World Population Review shows that Mississippi has the highest incarceration rate in the nation.
“And what one of the parole board members was saying is that he’s harsher on a person who sold drugs because the drugs can land in the hands of one of his grandchildren,” Freeman said. “I don’t think that if someone has a three-year sentence and they come off of parole in, let’s say, three or six months, that you push them back for three years, basically doing day-for-day. I think everyone deserves a second chance.” (“Day-for-day” means the inmate stays in prison for the full sentence.)
The Mississippi parole board statute requires that, once the board denies an application for parole, it must review the case within three years.
‘Recidivism Rates Prove We Were Not Successful’
Multiple bills the Legislature passed into law in recent years, including H.B. 585 in 2014 and S.B. 2795 in 2021, already required case plan creation, the task force said in its report. A caseworker must create such plans within 90 days of an inmate’s admission.
The law says that the case plan must include programming and treatment requirements based on the results of a risk and needs assessment, any programming or treatment requirements contained in the sentencing order and general behavior requirements in accordance with the rules and policies of the department. The law also requires the caseworker to notify the inmate of their parole eligibility date within 90 days of admission.
“At the time a parole-eligible inmate receives the case plan, the department shall send the case plan to the Parole Board for approval,” the law says.
The task force report, however, said MDOC and the parole board did not adopt a process to fulfill those provisions of the law but “have indicated they are developing the process with planned implementation by April 2023.”
Sen. Sparks asked Norman about case plans on Feb. 13, 2023.
“Can you speak to two things? One is how you address your work electronic databases, but we’re told everyone’s given a case plan at the beginning that sets the expectations that the offender is supposed to meet. Do you have any knowledge of that? And then second, presumptive parole—(what is) your position as it relates to that issue?”
Presumptive parole is the concept the task force referred to when it said those who meet the requirement of the case plan do not have to appear before the parole board except under certain conditions.
“The case plan, that is something that the parole board is not currently active in or participating in,” Norman replied. “My understanding is that they receive those from MDOC, and the case plans go hand-in-hand with presumptive parole.
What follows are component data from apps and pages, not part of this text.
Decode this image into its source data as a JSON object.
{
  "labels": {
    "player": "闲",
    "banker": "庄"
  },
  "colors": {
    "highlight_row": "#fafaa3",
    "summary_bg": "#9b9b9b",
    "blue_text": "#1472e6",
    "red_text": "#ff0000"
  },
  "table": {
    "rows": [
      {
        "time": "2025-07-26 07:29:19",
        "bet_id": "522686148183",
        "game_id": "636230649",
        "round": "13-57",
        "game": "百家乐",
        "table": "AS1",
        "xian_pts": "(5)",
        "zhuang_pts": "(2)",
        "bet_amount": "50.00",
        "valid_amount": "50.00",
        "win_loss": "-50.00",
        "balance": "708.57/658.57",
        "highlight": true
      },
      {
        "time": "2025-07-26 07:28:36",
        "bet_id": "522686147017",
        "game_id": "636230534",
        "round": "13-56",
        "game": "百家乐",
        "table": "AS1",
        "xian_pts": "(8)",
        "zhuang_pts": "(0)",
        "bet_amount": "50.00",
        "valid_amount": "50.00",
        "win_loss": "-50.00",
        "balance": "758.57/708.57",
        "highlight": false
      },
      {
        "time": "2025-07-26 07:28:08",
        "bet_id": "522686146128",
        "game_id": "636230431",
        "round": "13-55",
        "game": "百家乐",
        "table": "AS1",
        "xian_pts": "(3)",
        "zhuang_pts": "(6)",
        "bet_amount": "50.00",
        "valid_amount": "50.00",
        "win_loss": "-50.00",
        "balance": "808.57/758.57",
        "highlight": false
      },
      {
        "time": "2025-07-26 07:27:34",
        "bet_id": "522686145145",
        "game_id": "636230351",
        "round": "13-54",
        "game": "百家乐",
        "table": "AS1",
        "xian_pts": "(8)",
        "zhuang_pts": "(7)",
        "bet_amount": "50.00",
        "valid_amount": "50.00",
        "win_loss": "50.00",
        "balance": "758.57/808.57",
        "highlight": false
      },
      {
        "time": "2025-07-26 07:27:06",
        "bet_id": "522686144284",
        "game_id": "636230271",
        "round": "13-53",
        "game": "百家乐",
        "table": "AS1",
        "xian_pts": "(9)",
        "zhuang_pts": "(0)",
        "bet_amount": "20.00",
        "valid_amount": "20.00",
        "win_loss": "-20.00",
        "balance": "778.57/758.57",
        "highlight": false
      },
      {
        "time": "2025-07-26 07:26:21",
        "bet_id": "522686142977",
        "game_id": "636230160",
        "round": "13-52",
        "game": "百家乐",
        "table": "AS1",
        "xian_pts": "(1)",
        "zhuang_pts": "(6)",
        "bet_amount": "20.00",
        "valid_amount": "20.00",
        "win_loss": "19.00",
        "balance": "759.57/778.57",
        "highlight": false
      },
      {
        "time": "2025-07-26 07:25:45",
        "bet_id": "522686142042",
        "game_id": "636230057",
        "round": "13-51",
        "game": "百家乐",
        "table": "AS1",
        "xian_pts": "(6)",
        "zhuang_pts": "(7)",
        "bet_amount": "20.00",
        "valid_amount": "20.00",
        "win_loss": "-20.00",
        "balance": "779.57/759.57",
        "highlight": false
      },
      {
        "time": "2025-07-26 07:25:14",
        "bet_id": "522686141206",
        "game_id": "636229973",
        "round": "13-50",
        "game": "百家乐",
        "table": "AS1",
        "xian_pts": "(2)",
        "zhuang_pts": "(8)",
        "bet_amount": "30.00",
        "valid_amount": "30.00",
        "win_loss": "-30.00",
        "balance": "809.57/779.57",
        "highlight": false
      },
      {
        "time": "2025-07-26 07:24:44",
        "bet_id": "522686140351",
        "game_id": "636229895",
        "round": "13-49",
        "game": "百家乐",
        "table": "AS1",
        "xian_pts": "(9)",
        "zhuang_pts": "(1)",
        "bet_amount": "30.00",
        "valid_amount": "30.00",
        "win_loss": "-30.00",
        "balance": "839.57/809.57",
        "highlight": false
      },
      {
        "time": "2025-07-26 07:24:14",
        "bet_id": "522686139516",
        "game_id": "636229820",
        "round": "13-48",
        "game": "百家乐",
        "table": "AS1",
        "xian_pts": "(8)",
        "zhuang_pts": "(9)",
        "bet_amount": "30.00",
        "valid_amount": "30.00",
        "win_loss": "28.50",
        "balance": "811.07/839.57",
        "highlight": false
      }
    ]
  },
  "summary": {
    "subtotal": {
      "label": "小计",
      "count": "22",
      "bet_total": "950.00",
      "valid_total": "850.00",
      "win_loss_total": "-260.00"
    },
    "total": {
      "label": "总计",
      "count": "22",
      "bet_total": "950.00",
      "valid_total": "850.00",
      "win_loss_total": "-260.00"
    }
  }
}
Right now, we receive offenders that are stamped as presumptive parole. If I’m being open, I don’t think everybody completely understands how presumptive parole is … and how it works. I think that it would be great for us to have a true presumptive parole plan.”
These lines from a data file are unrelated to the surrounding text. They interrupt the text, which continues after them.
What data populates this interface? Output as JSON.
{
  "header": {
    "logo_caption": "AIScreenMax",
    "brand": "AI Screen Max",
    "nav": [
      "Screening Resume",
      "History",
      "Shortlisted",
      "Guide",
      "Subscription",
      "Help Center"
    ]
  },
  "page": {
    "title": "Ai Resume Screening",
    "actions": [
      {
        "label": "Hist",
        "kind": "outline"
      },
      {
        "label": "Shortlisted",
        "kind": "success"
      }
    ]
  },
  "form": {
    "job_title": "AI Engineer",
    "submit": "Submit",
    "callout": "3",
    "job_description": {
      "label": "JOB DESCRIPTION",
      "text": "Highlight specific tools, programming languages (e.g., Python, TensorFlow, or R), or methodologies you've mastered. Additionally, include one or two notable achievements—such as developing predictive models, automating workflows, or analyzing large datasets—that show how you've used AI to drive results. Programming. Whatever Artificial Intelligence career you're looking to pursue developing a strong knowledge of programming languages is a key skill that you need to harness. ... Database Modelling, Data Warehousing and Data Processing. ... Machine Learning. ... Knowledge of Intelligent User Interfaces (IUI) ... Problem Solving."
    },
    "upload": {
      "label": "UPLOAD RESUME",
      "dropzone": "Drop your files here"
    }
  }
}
“The issue that the parole board has is that, until we work out exactly what is presumptive parole and how offenders qualify for it, we can’t provide it because we consistently receive offenders stamped with presumptive parole that I don’t believe that anyone in this room would parole, and that’s why it’s just a process that we cannot currently depend on,” she added.
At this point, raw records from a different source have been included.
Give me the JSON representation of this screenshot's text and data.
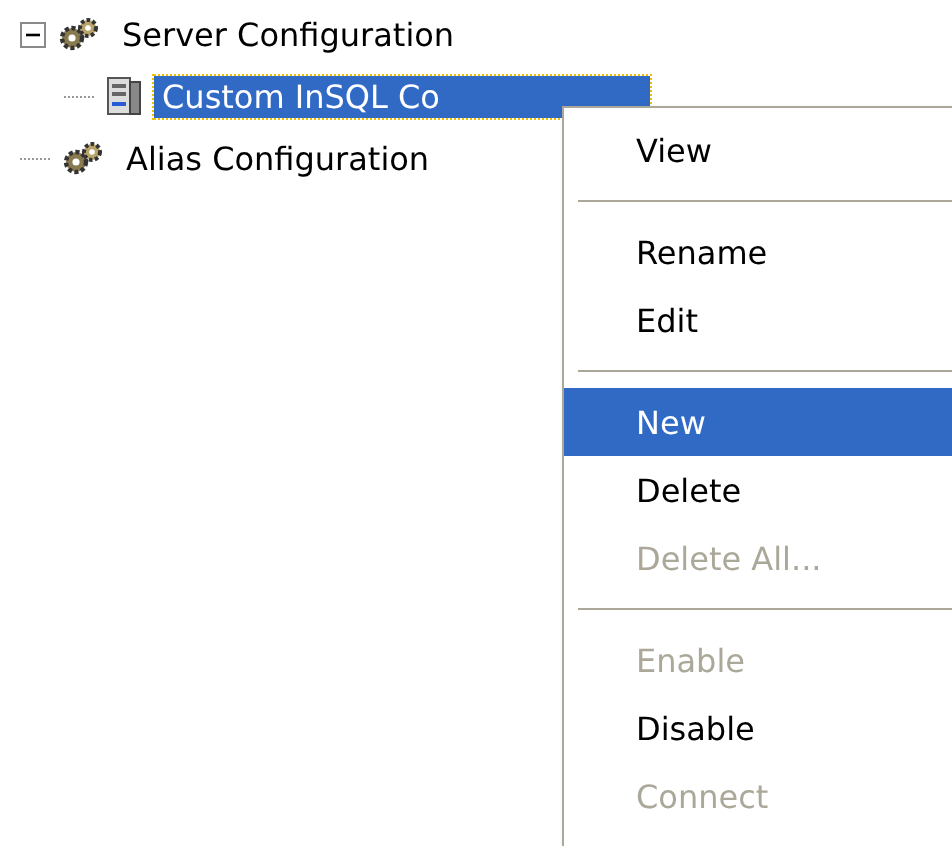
{
  "tree": [
    {
      "label": "Server Configuration",
      "kind": "gears",
      "expanded": true,
      "selected": false,
      "children": [
        {
          "label": "Custom InSQL Co",
          "kind": "server",
          "selected": true
        }
      ]
    },
    {
      "label": "Alias Configuration",
      "kind": "gears",
      "selected": false
    }
  ],
  "context_menu": {
    "items": [
      {
        "kind": "item",
        "label": "View",
        "disabled": false,
        "selected": false
      },
      {
        "kind": "separator"
      },
      {
        "kind": "item",
        "label": "Rename",
        "disabled": false,
        "selected": false
      },
      {
        "kind": "item",
        "label": "Edit",
        "disabled": false,
        "selected": false
      },
      {
        "kind": "separator"
      },
      {
        "kind": "item",
        "label": "New",
        "disabled": false,
        "selected": true
      },
      {
        "kind": "item",
        "label": "Delete",
        "disabled": false,
        "selected": false
      },
      {
        "kind": "item",
        "label": "Delete All...",
        "disabled": true,
        "selected": false
      },
      {
        "kind": "separator"
      },
      {
        "kind": "item",
        "label": "Enable",
        "disabled": true,
        "selected": false
      },
      {
        "kind": "item",
        "label": "Disable",
        "disabled": false,
        "selected": false
      },
      {
        "kind": "item",
        "label": "Connect",
        "disabled": true,
        "selected": false
      }
    ]
  }
}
The parole grant rate in January was 60%, Norman told the Senate Corrections Committee. She explained that the new board approved fewer people than before because of recidivism fears.
“I will say that something that the Parole Board needs is parole-eligible people, and that is not necessarily that they’re eligible by law, but that they have done the things that they need to do to set them up for success,” she said.
“Now, I think that the previous parole board, maybe, I don’t want to guess at some of the things that they were doing, but the recidivism rates prove that we were not being successful in paroling people and them not returning to the Mississippi Department of Corrections, which should be the goal for our role and everyone at the Mississippi Department of Corrections.”